Material provided:
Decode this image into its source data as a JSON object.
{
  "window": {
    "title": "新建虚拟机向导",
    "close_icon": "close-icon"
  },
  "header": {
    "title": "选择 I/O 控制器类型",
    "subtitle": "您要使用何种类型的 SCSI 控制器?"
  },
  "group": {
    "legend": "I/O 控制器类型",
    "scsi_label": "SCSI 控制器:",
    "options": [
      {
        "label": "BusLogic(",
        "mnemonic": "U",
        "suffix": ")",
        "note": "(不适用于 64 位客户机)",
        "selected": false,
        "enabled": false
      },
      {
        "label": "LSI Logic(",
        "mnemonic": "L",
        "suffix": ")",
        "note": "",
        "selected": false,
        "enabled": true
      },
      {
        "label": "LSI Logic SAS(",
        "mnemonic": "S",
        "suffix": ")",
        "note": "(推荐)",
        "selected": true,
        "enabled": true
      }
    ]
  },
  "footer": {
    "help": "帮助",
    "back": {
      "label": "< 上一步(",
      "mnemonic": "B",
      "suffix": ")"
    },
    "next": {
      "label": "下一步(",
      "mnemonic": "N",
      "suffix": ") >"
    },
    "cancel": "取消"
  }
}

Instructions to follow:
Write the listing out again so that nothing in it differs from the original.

Solution to the exercise:
Decode this image into its source data as a JSON object.
{
  "window": {
    "title": "新建虚拟机向导",
    "close_icon": "close-icon"
  },
  "header": {
    "title": "选择 I/O 控制器类型",
    "subtitle": "您要使用何种类型的 SCSI 控制器?"
  },
  "group": {
    "legend": "I/O 控制器类型",
    "scsi_label": "SCSI 控制器:",
    "options": [
      {
        "label": "BusLogic(",
        "mnemonic": "U",
        "suffix": ")",
        "note": "(不适用于 64 位客户机)",
        "selected": false,
        "enabled": false
      },
      {
        "label": "LSI Logic(",
        "mnemonic": "L",
        "suffix": ")",
        "note": "",
        "selected": false,
        "enabled": true
      },
      {
        "label": "LSI Logic SAS(",
        "mnemonic": "S",
        "suffix": ")",
        "note": "(推荐)",
        "selected": true,
        "enabled": true
      }
    ]
  },
  "footer": {
    "help": "帮助",
    "back": {
      "label": "< 上一步(",
      "mnemonic": "B",
      "suffix": ")"
    },
    "next": {
      "label": "下一步(",
      "mnemonic": "N",
      "suffix": ") >"
    },
    "cancel": "取消"
  }
}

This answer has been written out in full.